Below is a key takeaway from the webinar. Click here to watch the entire webinar for free.
AMAZON VS. WALMART
The battle for retail’s future is happening right now. Increasingly, there are two retailers duking it out for retail world supremacy: Amazon (AMZN) and WalMart (WMT). There’s one lingering question that will decide who wins. “Is it more difficult for Amazon to build the presence WalMart has built over the past 50 years,” McGough asks. “Or is it more difficult for WalMart to build what Amazon has built over 10?” In other words, who will amass the perfect combination of physical locations and eCommerce first?
It’s an open question. McGough walks through why he thinks Amazon might buy Best Buy (BBY) for its stores and why WalMart will continue its eCommerce company buying spree (Jet.com, Moosejaw, Modcloth).
To be sure, Amazon’s size is staggering. Did you know 55% of U.S. households have an Amazon Prime membership? Shocking right? How did Amazon get there? Here’s a really important chart. “This is something we have that no one else has and every time I put this in front of a portfolio manager they look at this chart and say, ‘Wow, is that true?’” McGough says.
It’s true. Amazon is targeting consumers with increasingly bad credit scores.
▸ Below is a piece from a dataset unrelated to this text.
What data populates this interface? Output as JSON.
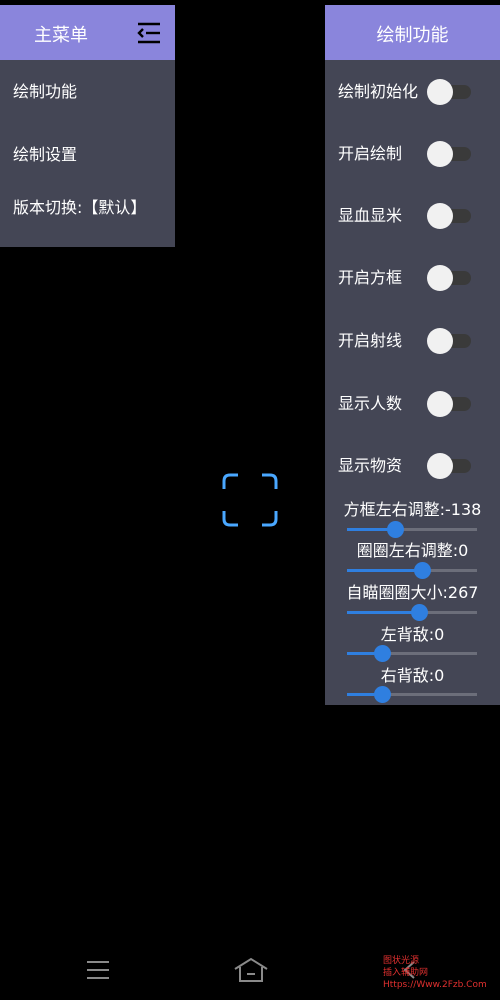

As you can see in the chart below, an ever larger share of Prime subscribers have really bad FICO scores (see the red bars going up in the chart). “It’s probably headed even higher,” McGough says. That’s because Amazon CEO Jeff Bezos is trying to make Amazon a ‘need-to-have’ by adding everything from red carpet movies to music to NFL streaming on Thursday nights to the Amazon ecosystem, McGough says. “This is a key trend, especially since Amazon has the best credit card on the market,” McGough says. “This is why if I was anything other than an exceptional brand with a great experience it means that you’re in really, really deep trouble.”